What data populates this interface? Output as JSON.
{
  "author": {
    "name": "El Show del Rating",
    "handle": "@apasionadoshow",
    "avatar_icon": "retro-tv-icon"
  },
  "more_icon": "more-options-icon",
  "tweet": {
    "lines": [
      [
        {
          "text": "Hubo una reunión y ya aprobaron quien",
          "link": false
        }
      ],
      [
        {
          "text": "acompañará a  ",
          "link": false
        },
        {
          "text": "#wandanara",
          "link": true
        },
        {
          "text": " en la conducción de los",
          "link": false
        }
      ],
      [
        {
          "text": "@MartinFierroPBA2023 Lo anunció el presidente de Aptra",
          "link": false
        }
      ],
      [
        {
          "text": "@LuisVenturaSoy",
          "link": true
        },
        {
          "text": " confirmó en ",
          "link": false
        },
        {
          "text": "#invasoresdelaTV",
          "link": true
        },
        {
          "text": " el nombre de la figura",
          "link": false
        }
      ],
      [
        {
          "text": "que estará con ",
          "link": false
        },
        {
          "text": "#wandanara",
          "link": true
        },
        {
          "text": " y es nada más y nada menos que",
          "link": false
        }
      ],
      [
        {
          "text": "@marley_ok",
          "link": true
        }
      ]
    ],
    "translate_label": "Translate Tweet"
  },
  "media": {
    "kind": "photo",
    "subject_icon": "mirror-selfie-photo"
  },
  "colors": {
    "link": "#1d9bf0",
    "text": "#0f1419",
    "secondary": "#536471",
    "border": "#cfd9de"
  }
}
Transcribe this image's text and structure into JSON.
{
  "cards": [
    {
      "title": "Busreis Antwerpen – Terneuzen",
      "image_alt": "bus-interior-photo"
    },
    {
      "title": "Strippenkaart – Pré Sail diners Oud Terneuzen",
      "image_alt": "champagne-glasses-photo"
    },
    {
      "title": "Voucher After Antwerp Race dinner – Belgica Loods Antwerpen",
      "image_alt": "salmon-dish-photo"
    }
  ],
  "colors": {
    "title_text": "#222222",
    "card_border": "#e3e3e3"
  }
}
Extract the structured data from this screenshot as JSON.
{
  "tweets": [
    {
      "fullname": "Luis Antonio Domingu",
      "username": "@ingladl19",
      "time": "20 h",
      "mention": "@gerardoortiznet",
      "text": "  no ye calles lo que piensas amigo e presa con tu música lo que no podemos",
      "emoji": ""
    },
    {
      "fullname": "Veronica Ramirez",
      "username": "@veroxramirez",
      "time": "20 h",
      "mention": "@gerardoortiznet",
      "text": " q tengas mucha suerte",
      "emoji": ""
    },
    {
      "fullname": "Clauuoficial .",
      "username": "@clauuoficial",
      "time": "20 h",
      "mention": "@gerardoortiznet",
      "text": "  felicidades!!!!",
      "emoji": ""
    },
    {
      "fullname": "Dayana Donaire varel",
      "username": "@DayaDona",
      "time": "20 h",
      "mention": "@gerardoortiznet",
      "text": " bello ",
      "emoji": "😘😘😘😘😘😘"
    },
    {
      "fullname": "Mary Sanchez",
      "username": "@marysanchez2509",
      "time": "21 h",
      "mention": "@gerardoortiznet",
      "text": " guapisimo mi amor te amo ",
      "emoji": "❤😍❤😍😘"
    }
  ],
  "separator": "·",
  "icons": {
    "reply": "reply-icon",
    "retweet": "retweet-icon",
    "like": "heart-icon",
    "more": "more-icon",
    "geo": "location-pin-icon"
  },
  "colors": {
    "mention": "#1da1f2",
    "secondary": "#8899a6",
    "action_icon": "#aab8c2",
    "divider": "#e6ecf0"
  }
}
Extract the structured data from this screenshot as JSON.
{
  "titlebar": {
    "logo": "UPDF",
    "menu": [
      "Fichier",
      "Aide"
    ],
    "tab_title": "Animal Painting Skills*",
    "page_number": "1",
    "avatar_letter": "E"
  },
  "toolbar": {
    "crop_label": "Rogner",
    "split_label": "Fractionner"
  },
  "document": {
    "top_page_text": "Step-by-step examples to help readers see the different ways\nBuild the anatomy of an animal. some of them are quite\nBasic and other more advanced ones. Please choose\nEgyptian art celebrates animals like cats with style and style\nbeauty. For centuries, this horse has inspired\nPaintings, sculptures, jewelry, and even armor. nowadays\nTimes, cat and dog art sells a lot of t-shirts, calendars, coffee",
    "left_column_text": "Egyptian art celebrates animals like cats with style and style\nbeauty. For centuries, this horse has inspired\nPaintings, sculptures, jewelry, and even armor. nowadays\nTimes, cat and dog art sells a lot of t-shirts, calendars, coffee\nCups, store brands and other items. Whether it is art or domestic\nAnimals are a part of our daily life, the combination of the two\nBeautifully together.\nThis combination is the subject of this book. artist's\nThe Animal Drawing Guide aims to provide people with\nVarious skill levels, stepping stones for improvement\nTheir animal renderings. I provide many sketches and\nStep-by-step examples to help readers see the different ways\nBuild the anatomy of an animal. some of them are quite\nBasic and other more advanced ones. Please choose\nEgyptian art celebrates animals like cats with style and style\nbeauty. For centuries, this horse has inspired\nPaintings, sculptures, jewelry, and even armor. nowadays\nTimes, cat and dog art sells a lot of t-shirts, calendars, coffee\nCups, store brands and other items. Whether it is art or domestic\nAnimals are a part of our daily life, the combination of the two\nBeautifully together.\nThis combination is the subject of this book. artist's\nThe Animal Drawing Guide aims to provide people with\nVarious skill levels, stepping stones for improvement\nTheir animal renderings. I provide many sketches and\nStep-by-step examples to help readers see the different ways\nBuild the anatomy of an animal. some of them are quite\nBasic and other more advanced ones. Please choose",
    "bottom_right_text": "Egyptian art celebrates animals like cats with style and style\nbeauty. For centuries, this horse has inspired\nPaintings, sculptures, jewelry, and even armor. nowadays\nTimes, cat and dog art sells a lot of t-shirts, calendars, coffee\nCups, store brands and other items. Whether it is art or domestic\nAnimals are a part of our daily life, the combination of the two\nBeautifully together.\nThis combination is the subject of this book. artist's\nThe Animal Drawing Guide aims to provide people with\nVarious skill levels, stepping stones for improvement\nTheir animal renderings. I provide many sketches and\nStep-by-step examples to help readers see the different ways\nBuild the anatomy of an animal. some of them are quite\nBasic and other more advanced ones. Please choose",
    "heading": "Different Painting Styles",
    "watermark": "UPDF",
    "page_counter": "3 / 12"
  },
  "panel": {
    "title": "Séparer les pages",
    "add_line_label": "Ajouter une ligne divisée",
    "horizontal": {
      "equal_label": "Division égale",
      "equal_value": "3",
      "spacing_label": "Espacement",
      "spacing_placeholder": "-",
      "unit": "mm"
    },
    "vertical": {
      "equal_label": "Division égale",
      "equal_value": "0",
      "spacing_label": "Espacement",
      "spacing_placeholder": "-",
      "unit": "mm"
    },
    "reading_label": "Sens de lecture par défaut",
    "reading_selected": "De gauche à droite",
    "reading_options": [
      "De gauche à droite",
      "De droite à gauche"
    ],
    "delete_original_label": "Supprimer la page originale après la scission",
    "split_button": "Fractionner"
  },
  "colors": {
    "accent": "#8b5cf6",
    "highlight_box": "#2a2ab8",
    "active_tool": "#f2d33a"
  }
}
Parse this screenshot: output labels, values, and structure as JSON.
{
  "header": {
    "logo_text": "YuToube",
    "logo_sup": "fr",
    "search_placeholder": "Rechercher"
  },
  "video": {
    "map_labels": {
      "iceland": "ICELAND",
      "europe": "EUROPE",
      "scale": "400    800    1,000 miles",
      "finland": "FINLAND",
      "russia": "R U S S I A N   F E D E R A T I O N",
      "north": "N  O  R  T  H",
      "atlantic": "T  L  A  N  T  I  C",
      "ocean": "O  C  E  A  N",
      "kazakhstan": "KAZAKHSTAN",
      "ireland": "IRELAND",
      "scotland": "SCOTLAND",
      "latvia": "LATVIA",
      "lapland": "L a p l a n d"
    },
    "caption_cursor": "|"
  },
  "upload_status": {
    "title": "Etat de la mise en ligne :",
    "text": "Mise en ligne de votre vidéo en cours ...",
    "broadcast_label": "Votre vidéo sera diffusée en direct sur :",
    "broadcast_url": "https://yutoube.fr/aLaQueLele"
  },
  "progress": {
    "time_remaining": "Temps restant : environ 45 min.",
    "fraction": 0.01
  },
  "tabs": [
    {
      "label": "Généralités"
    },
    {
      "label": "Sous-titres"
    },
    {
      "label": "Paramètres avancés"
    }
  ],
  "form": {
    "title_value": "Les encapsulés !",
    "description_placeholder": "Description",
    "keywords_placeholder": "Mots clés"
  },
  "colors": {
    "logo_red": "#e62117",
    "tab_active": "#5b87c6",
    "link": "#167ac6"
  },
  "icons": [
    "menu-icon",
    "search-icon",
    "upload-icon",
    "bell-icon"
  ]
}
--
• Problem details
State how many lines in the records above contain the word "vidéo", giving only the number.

• Exercise solution
2